WHAT IS NEEDED | Whenever a line in the data contains "structure", show that line.

╭─ RECORDED DATA

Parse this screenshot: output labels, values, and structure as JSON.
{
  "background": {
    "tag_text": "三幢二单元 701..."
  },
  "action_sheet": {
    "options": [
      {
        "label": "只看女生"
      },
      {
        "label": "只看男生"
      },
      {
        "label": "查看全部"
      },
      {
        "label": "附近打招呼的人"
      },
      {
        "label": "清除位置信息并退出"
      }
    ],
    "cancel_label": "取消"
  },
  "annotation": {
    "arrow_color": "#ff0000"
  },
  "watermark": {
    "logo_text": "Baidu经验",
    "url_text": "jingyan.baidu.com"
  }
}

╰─
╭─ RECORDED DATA

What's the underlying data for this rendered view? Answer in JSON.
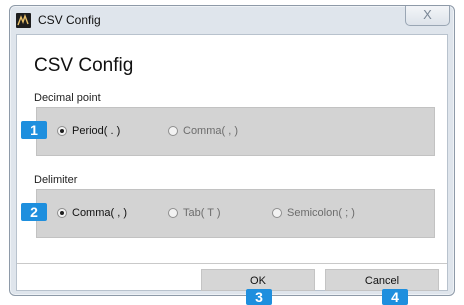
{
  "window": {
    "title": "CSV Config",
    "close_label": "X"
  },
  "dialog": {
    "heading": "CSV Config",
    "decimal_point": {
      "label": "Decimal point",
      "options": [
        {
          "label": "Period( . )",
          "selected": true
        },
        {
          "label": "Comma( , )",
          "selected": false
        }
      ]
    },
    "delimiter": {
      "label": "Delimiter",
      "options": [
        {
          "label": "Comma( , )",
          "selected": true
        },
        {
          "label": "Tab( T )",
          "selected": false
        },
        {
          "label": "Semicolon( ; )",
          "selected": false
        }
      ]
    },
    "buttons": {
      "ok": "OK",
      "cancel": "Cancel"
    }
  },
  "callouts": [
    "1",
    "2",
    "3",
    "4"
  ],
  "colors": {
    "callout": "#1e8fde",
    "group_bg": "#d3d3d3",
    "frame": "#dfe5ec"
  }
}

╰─
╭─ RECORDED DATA

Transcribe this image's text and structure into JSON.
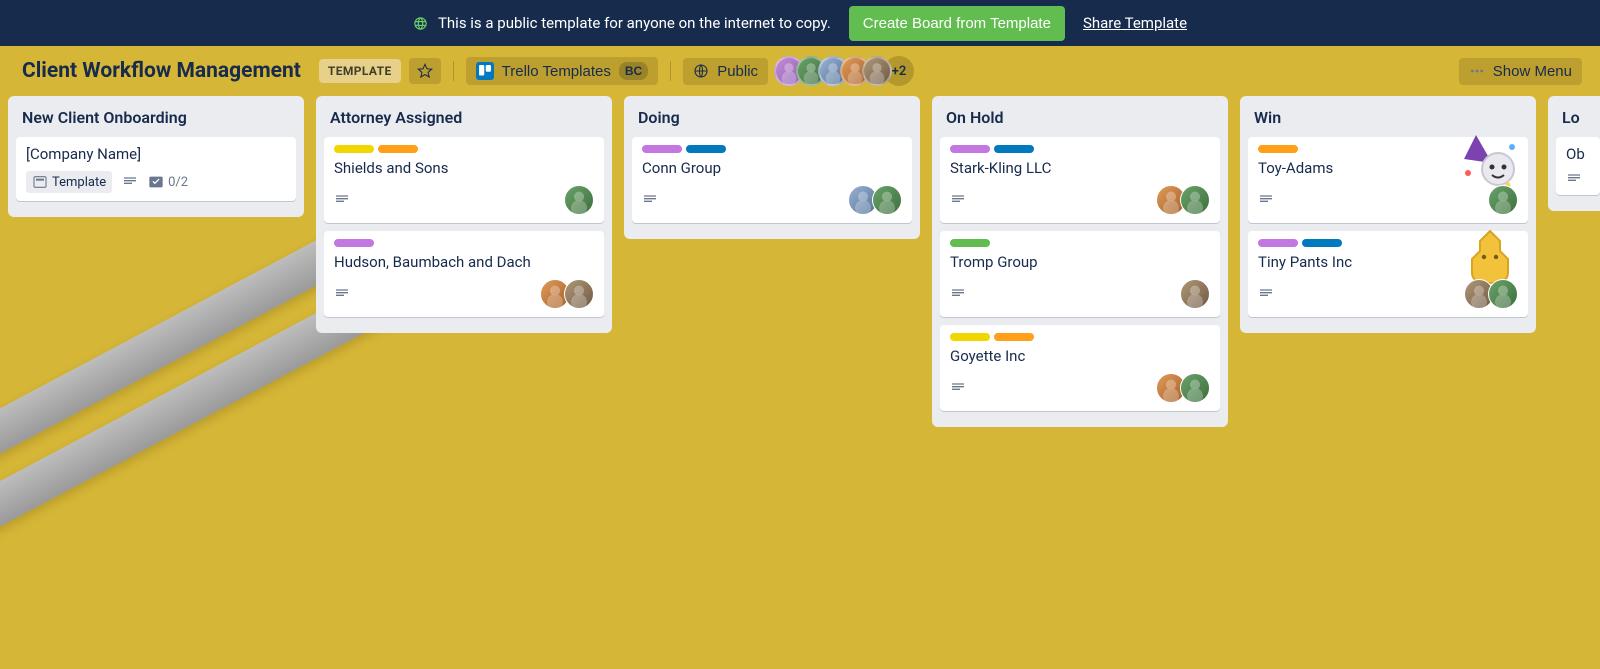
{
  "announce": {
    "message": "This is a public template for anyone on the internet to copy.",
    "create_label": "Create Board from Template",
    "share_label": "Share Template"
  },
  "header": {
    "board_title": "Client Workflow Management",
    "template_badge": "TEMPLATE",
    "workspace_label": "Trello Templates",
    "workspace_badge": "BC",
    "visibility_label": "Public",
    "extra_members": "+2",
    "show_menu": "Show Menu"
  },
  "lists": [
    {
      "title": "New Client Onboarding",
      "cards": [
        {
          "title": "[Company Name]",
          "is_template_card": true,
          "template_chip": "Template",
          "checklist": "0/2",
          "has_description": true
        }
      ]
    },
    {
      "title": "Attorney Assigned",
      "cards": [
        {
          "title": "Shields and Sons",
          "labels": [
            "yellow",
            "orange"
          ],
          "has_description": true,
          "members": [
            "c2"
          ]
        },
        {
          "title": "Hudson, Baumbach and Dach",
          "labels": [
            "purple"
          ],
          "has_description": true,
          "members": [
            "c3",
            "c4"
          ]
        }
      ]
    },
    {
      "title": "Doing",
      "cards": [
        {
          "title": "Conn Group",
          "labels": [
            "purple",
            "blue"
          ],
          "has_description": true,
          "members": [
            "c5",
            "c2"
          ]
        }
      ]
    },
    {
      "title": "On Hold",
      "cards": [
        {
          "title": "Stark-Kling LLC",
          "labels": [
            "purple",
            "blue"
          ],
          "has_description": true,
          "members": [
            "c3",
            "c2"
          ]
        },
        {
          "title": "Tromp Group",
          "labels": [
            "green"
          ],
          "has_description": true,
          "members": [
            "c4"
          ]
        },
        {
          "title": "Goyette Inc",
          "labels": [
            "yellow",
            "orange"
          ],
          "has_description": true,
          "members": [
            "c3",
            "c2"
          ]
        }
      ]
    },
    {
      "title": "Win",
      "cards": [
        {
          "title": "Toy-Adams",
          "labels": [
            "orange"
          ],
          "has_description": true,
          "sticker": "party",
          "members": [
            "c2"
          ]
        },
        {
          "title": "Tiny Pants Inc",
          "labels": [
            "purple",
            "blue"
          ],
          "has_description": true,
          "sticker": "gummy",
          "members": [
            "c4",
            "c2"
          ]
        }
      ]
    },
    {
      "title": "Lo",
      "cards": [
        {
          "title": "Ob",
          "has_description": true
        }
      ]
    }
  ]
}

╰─

EXERCISE RESULT |
Parse this screenshot: output labels, values, and structure as JSON.
Transcribe this image's text and structure into JSON.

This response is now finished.